(Beginning of Provided data)
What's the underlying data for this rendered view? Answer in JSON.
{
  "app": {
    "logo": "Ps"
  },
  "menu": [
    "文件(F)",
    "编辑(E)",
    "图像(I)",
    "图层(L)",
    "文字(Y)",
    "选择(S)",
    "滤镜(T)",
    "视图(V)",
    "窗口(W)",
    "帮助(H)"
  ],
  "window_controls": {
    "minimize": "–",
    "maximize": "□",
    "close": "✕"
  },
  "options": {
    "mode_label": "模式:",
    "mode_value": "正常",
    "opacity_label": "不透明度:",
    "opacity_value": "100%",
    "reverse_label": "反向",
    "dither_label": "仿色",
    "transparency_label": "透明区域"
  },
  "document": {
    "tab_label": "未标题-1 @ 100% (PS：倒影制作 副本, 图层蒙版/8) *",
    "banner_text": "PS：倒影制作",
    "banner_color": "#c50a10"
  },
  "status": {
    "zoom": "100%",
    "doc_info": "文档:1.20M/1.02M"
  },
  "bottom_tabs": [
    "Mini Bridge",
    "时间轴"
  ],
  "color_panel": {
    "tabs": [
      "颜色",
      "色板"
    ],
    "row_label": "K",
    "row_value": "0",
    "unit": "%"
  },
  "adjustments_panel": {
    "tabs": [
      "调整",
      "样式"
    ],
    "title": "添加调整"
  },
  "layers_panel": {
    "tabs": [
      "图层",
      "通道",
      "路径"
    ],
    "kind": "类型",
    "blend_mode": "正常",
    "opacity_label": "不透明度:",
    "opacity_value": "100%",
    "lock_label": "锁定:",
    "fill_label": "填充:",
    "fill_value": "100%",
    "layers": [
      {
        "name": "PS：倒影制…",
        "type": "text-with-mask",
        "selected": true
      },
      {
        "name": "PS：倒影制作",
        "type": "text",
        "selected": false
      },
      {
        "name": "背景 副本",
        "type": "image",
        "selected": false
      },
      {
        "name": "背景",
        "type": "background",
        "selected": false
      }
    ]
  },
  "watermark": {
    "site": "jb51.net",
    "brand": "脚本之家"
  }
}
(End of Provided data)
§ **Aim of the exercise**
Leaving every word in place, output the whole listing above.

§ **Exercise answer**
What's the underlying data for this rendered view? Answer in JSON.
{
  "app": {
    "logo": "Ps"
  },
  "menu": [
    "文件(F)",
    "编辑(E)",
    "图像(I)",
    "图层(L)",
    "文字(Y)",
    "选择(S)",
    "滤镜(T)",
    "视图(V)",
    "窗口(W)",
    "帮助(H)"
  ],
  "window_controls": {
    "minimize": "–",
    "maximize": "□",
    "close": "✕"
  },
  "options": {
    "mode_label": "模式:",
    "mode_value": "正常",
    "opacity_label": "不透明度:",
    "opacity_value": "100%",
    "reverse_label": "反向",
    "dither_label": "仿色",
    "transparency_label": "透明区域"
  },
  "document": {
    "tab_label": "未标题-1 @ 100% (PS：倒影制作 副本, 图层蒙版/8) *",
    "banner_text": "PS：倒影制作",
    "banner_color": "#c50a10"
  },
  "status": {
    "zoom": "100%",
    "doc_info": "文档:1.20M/1.02M"
  },
  "bottom_tabs": [
    "Mini Bridge",
    "时间轴"
  ],
  "color_panel": {
    "tabs": [
      "颜色",
      "色板"
    ],
    "row_label": "K",
    "row_value": "0",
    "unit": "%"
  },
  "adjustments_panel": {
    "tabs": [
      "调整",
      "样式"
    ],
    "title": "添加调整"
  },
  "layers_panel": {
    "tabs": [
      "图层",
      "通道",
      "路径"
    ],
    "kind": "类型",
    "blend_mode": "正常",
    "opacity_label": "不透明度:",
    "opacity_value": "100%",
    "lock_label": "锁定:",
    "fill_label": "填充:",
    "fill_value": "100%",
    "layers": [
      {
        "name": "PS：倒影制…",
        "type": "text-with-mask",
        "selected": true
      },
      {
        "name": "PS：倒影制作",
        "type": "text",
        "selected": false
      },
      {
        "name": "背景 副本",
        "type": "image",
        "selected": false
      },
      {
        "name": "背景",
        "type": "background",
        "selected": false
      }
    ]
  },
  "watermark": {
    "site": "jb51.net",
    "brand": "脚本之家"
  }
}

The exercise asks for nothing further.